“Jump! Jump! Jump! Jump!” the crowd below chanted as I stood ten feet above them on the high diving board at the Mineola Pool on Long Island. I had managed the twelve-step climb to that point despite my trepidation, but on the springboard, I was frightfully immobile. I saw only two options. One was to take the same twelve steps backward down the ladder to where I had come from. The other was to take the plunge.

I jumped. As my trembling prepubescent body penetrated the water, an enduring life lesson penetrated my soul. Sometimes, it is necessary to “do it afraid.”

It took a few seconds for me to orient myself; this depth was unfamiliar territory. I found that when I relaxed, when I didn’t struggle or panic, I naturally rose to the surface without much effort. My head found its way toward the light where there was air to refill my lungs. I was OK.

When I returned to the Mineola Pool the following summer, as a more confident and daring adolescent, I ascended the same twelve steps. This time, I needed no cheering crowd to encourage me. Standing ten feet above them on the high diving board, I spread my arms—winglike. Then, I jumped, plunging with faith into the waters that caught me.

Three decades have passed, yet the message has replayed repeatedly in my life. At times, after taking the necessary steps toward a goal, I have been paralyzed by fear, unable to move forward with a plan. Then, I remember that my sweaty palms are not necessarily an indication that I should not proceed with an endeavor. That thumping sound in my ears may be more than the pounding of my nervous heart; it could be the sound of the springboard beneath my feet.

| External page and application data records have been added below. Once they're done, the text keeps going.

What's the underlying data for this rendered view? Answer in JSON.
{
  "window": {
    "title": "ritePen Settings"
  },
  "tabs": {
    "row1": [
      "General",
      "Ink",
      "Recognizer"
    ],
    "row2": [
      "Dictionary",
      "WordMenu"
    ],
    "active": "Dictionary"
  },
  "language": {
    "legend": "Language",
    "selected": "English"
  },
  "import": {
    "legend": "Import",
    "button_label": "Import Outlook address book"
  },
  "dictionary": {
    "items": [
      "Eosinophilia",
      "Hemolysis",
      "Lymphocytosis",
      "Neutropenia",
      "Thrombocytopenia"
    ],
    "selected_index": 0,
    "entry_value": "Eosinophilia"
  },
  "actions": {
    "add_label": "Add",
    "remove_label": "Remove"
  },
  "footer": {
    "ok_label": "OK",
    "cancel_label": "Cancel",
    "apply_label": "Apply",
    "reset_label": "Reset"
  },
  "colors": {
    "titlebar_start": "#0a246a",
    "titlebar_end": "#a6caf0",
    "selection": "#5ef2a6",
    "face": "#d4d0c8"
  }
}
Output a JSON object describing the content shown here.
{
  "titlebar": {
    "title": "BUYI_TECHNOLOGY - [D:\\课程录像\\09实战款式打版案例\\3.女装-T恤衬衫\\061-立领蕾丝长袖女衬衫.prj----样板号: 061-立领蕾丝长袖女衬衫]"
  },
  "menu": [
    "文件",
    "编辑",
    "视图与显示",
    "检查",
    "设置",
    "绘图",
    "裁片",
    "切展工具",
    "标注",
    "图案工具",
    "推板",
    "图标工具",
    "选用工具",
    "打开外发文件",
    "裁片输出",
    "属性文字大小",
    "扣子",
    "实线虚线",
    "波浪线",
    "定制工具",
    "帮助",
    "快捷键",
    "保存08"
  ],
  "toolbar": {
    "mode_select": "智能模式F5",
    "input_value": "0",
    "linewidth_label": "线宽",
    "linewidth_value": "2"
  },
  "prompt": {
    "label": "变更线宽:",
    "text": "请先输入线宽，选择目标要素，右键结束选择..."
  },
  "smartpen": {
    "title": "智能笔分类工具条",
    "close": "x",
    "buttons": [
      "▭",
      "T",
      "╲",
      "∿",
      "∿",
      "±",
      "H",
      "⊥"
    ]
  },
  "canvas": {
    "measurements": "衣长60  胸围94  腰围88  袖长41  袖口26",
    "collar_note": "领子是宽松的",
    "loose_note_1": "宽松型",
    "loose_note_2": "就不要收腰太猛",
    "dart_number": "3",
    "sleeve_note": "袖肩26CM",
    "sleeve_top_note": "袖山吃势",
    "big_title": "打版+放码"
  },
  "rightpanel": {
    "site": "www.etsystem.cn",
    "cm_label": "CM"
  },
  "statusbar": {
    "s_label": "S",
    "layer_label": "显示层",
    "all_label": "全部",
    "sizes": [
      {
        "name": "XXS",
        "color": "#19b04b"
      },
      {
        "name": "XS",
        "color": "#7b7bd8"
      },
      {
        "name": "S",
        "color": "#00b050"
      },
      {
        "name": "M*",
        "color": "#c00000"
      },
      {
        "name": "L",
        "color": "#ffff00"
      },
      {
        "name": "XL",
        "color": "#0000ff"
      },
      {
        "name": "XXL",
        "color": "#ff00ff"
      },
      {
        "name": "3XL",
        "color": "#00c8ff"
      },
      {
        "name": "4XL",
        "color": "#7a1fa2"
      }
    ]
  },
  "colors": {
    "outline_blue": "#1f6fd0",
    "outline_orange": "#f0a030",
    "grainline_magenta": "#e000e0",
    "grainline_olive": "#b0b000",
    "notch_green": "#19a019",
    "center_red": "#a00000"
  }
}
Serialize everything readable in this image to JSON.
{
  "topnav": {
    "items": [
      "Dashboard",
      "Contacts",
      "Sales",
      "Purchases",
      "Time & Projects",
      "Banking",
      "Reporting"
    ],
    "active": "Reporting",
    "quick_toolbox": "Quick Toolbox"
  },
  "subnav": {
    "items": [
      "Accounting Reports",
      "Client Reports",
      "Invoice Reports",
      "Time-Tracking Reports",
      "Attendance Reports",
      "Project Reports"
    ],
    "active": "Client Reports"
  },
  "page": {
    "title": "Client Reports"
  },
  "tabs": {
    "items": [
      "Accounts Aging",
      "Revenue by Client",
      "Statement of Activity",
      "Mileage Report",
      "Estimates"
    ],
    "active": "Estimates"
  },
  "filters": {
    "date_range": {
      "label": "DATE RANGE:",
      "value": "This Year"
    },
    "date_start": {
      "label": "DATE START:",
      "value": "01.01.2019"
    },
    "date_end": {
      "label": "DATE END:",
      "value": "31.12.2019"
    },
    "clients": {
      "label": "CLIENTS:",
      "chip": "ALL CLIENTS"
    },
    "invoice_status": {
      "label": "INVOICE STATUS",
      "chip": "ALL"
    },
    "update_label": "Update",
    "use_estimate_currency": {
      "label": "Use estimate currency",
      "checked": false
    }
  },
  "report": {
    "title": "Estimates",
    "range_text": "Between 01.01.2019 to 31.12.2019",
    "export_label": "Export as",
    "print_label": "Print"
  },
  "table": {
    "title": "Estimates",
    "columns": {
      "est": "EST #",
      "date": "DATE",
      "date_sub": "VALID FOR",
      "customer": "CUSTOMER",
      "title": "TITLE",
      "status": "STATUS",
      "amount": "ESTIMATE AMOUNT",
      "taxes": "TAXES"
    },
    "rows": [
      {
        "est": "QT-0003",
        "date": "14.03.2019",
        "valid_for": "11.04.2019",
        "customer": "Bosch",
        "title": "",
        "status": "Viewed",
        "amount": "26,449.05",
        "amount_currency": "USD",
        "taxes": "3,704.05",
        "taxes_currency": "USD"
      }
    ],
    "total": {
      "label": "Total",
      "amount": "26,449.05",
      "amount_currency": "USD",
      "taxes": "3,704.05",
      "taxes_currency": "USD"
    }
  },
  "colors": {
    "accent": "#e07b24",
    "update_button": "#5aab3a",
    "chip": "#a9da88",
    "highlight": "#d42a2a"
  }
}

In these decisive moments, if we will only be brave enough to leap and not turn back, the benevolence of life will ensure our safety. We will find our way toward the light. We will be given breath. We will be OK.

Be enlightened!  ~ M
Every event prepares us for the next.
See here my first attempt at plunging,
many years prior to ascending
the high dive ladder.